Lawmakers weighing a proposal to end the practice of sending men civilly committed for substance use to jail or prison heard Thursday from western Massachusetts officials who urged them not to act in a way that would leave their region without treatment beds.

Hampden County Sheriff Nicholas Cocchi asked lawmakers to consider carving out his treatment facilities if they advance a bill that would prohibit sending men civilly committed for substance use to correctional settings. Hampden County Sheriff Nicholas Cocchi asked lawmakers to consider carving out his treatment facilities if they advance a bill that would prohibit sending men civilly committed for substance use to correctional settings.

Hampden County Sheriff Nicholas Cocchi's Stonybrook Stabilization and Treatment Centers in Springfield and Ludlow are the only facilities in the state's four western counties with beds for men who have been ordered into substance use disorder treatment by a court, Longmeadow Sen. Eric Lesser said.

"Simply put, if this legislation becomes law and this facility closes, hundreds of people will potentially be put on the street," Lesser told the Committee on Mental Health, Substance Use and Recovery. "It would be a humanitarian emergency in my opinion, in Western Massachusetts."

Under a state law known as Section 35, judges can involuntarily commit for treatment someone whose alcohol or drug use puts themselves or others at risk. The law allows for men to be sent to a correctional facility, while women, under a 2016 law, can only be sent to health care facilities.

Rep. Ruth Balser and Sen. Cindy Creem filed bills (H 1700, S 1145) that would make it so a civilly committed person of any gender can only be sent to "a secure facility approved by the department of public health or the department of mental health." Committee chairs Rep. Marjorie Decker and Sen. Julian Cyr are among the legislation's co-sponsors.

"There is absolutely no reason why we should be now recognizing that women deserve to get treatment in a health care facility but men should not," Balser said. "It makes no sense."

Massachusetts is the only state that allows judges to send civilly committed people with substance use disorder to correctional settings, Friedman said. She said people who are in prisons for addiction treatment can experience harsh living conditions, trauma, shame and difficulty managing the recovery process.

"It is counter to everything we should be thinking about as people who care about health care," said Friedman, an Arlington Democrat. "We would never, ever say 'You know what? We've run out of heart beds, our prisons, our jails have some beds, let's open a cardiac facility in one of the prisons.' We would never do that. Everybody would look at us like, 'I'm sorry, I probably didn't hear that right.' This is the same thing."
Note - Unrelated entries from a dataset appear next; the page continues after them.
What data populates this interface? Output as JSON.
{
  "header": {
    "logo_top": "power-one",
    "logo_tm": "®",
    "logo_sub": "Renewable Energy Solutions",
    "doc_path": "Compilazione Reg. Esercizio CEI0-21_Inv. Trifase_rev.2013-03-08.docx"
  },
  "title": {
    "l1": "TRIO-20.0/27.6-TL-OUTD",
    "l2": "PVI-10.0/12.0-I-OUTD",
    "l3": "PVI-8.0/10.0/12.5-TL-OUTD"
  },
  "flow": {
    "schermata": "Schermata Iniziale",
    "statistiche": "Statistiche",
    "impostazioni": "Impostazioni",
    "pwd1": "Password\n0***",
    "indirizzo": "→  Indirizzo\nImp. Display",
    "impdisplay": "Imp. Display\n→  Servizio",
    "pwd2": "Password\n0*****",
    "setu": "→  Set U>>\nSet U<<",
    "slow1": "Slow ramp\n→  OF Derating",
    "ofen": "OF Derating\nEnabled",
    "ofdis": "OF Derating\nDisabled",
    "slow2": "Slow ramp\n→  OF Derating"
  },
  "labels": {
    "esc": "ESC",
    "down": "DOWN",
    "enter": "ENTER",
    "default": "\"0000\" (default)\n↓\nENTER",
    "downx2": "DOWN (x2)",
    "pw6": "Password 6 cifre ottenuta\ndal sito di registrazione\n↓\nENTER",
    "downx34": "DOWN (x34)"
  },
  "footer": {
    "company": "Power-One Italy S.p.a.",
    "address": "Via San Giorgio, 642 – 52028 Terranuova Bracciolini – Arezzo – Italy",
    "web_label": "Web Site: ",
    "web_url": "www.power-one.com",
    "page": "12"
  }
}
Judge John Payne, the presiding judge of Springfield District Court, told the committee he wanted to "implore" them not to take any action that would close Cocchi's treatment facilities. He said his court has received 498 mental health petitions so far this calendar year -- already outpacing all of 2018 -- and the "vast majority" of those are Section 35 petitions.

"Please take no action that eliminates that facility, because we have nothing else," he said. "I'm not trying to be melodramatic but we would lose people if that happens."

Cocchi said his facility has 165 beds available for patients with no other options. It has a current population of 125 people. His program runs an average of 48 days, he said, as opposed to an average stay of 21 to 24 days at other facilities.

Decker asked Cocchi about what it means to have law enforcement play a role in treatment for people who have not committed a crime, and if he believes the dynamic is equivalent for law enforcement across different parts of the state. Cocchi said no.

"But I would ask, don't throw the baby out with the bathwater, please" he said. "If we're doing it right, acknowledge that. Carve us out."

Rep. Michael Finn, a West Springfield Democrat, said he remembered voting to remove women in Section 35 from the correctional setting, telling the committee he believed strongly that those women deserved better opportunities.

He said he now regrets that vote because "what I effectively did to the constituents of western Mass. that I represent was I removed all services for women from the western part of the state." Civilly committed women in western Massachusetts now have to travel hours east for treatment, Finn said.

"To me it is absolutely indefensible that western Massachusetts could be put on the verge of losing, for all intents and purposes, all beds," Westfield Rep. John Velis said.

Decker, a Cambridge Democrat, said the bill is not being presented because anyone wants to remove access to "life-saving addiction recovery services," and that the debate is about whether the criminal justice system is the appropriate place for them. Cyr, a Truro Democrat, said the committee is "deeply committed" to making sure it meets the needs of people across the state.

Balser, a Newton Democrat, suggested that the committee could add to the bill a provision that would "make explicit" what the sponsors assumed -- that new capacity would be added in the same region where any Section 35 beds closed.

Friedman, who sits on the committee, asked Sen. James Welch of West Springfield what he thought of that idea.

"When you come from Western Massachusetts, many promises are often made to you, so until that happens, I would say that I wouldn't answer that question," Welch said. "I would say that until there's a facility that meets that standard, it's hard to say, and I would put the sheriff and Stonybrook facilities up against any facility in Massachusetts."